The question has been asked of me: if you had to think of someone who is a Christian that you could point to that is respected by everyone, who is a living witness to the Christian faith, who would it be?  For me, the answer was fairly quick: Billy Graham would be my first choice.  He seems to have managed throughout all these years, to keep himself “unspotted from the world.” 

But, Billy Graham is old and certainly the time for his own departure is near.  Then who, like Elisha taking up the mantle of Elijah, will be the “face” of Christianity in the world?  It’s not an easy question to answer, but I was struck by this brief comment from the Opinion Journal (Wall Street Journal Online), 10/8/07, by James Taranto, about some statements made by an avowed atheist who was chastising Christians for their unwillingness to engage in public “dialogue”.  The first paragraph is taken from Ms. Lalli’s statement, and the second paragraph is Mr. Taranto’s musings on what she said:

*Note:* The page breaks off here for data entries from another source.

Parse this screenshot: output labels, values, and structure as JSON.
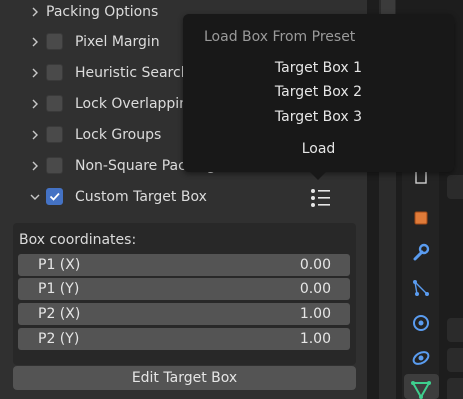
{
  "options": [
    {
      "label": "Packing Options",
      "type": "header"
    },
    {
      "label": "Pixel Margin",
      "checked": false
    },
    {
      "label": "Heuristic Search",
      "checked": false
    },
    {
      "label": "Lock Overlapping",
      "checked": false
    },
    {
      "label": "Lock Groups",
      "checked": false
    },
    {
      "label": "Non-Square Packing",
      "checked": false
    },
    {
      "label": "Custom Target Box",
      "checked": true
    }
  ],
  "target_box": {
    "title": "Box coordinates:",
    "fields": [
      {
        "label": "P1 (X)",
        "value": "0.00"
      },
      {
        "label": "P1 (Y)",
        "value": "0.00"
      },
      {
        "label": "P2 (X)",
        "value": "1.00"
      },
      {
        "label": "P2 (Y)",
        "value": "1.00"
      }
    ],
    "edit_button": "Edit Target Box"
  },
  "preset_menu": {
    "title": "Load Box From Preset",
    "items": [
      "Target Box 1",
      "Target Box 2",
      "Target Box 3"
    ],
    "load": "Load"
  },
  "colors": {
    "accent": "#4472c4",
    "panel_bg": "#303030",
    "field_bg": "#545454",
    "popup_bg": "#181818"
  },
  "icons": [
    "chevron-right-icon",
    "chevron-down-icon",
    "checkmark-icon",
    "preset-list-icon",
    "wrench-icon",
    "particles-icon",
    "physics-icon",
    "constraint-icon",
    "object-data-icon",
    "modifier-icon"
  ]
}
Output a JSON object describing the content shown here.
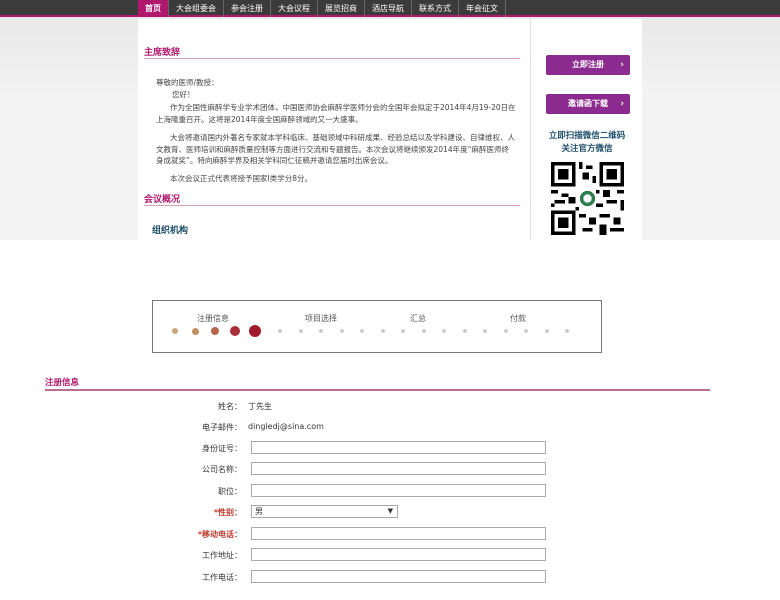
{
  "nav": {
    "items": [
      "首页",
      "大会组委会",
      "参会注册",
      "大会议程",
      "展览招商",
      "酒店导航",
      "联系方式",
      "年会征文"
    ]
  },
  "welcome": {
    "title": "主席致辞",
    "greeting": "尊敬的医师/教授：",
    "hello": "您好！",
    "p1": "作为全国性麻醉学专业学术团体，中国医师协会麻醉学医师分会的全国年会拟定于2014年4月19-20日在上海隆重召开。这将是2014年度全国麻醉领域的又一大盛事。",
    "p2": "大会将邀请国内外著名专家就本学科临床、基础领域中科研成果、经验总结以及学科建设、自律维权、人文教育、医师培训和麻醉质量控制等方面进行交流和专题报告。本次会议将继续颁发2014年度“麻醉医师终身成就奖”。特向麻醉学界及相关学科同仁征稿并邀请您届时出席会议。",
    "p3": "本次会议正式代表将授予国家Ⅰ类学分8分。"
  },
  "overview": {
    "title": "会议概况",
    "org_title": "组织机构"
  },
  "sidebar": {
    "register_btn": "立即注册",
    "invite_btn": "邀请函下载",
    "wechat_line1": "立即扫描微信二维码",
    "wechat_line2": "关注官方微信",
    "chevron": "›"
  },
  "progress": {
    "steps": [
      "注册信息",
      "项目选择",
      "汇总",
      "付款"
    ],
    "active_color": "#9e1a2c",
    "inactive_color": "#cccccc"
  },
  "form": {
    "title": "注册信息",
    "fields": {
      "name_label": "姓名：",
      "name_value": "丁先生",
      "email_label": "电子邮件：",
      "email_value": "dingledj@sina.com",
      "id_label": "身份证号：",
      "company_label": "公司名称：",
      "position_label": "职位：",
      "gender_label": "*性别：",
      "gender_value": "男",
      "mobile_label": "*移动电话：",
      "work_address_label": "工作地址：",
      "work_phone_label": "工作电话："
    },
    "dropdown_arrow": "▼"
  },
  "colors": {
    "accent": "#b0186e",
    "nav_bg": "#3b3b3b",
    "button": "#8c2b8f"
  }
}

Ms. Lalli: I have a question for the Christians out there: If you could pick one living person to be the face of the entire Christian faith, who would that person be?  Even if you could pick three, or even five people, it would still be a challenge.  I imagine it would be hard to figure out whether you wanted to pick those Christians who think most like you, or if you would pick people who could better represent the many colors of Christianity, the subtle differences and big-picture similarities.

Taranto: We lived in Brooklyn for a time in the early 1990s.  Back then, at least, there were Christians there, and it seems unlikely that all of them have left.  Lalli should see if she can find one so that she can ask her question directly.  We’re pretty sure the answer will be Christ.  OpinionJournal, 10/8/07, James Taranto

Can there be a better ambassador for Christianity than Christ?  Certainly, the answer to that is and unequivocal, “No!”  He is by far the best example of Christianity that there ever will be.

Still, I’m forced to ponder the question: if not Billy Graham, who?  And why should we automatically assume that all believers couldn’t be effective ambassadors – that you who read this, and I who write it, can’t be equally as strong of “advertisements” for what a real Christian is like?  After all, isn’t that what we’re ALL called to be and to do?

PRAYER:  Lord, we know that within us dwells no good thing – except for Jesus.  Help us to be better illustrations of the truth of Christianity, of the life of Christ, than we have been in the past.  May we all resolve to live as if the world depended on our resemblance to Jesus.  In Jesus’ name, Amen.

Copyright by 2017 by Galen C. Dalrymple.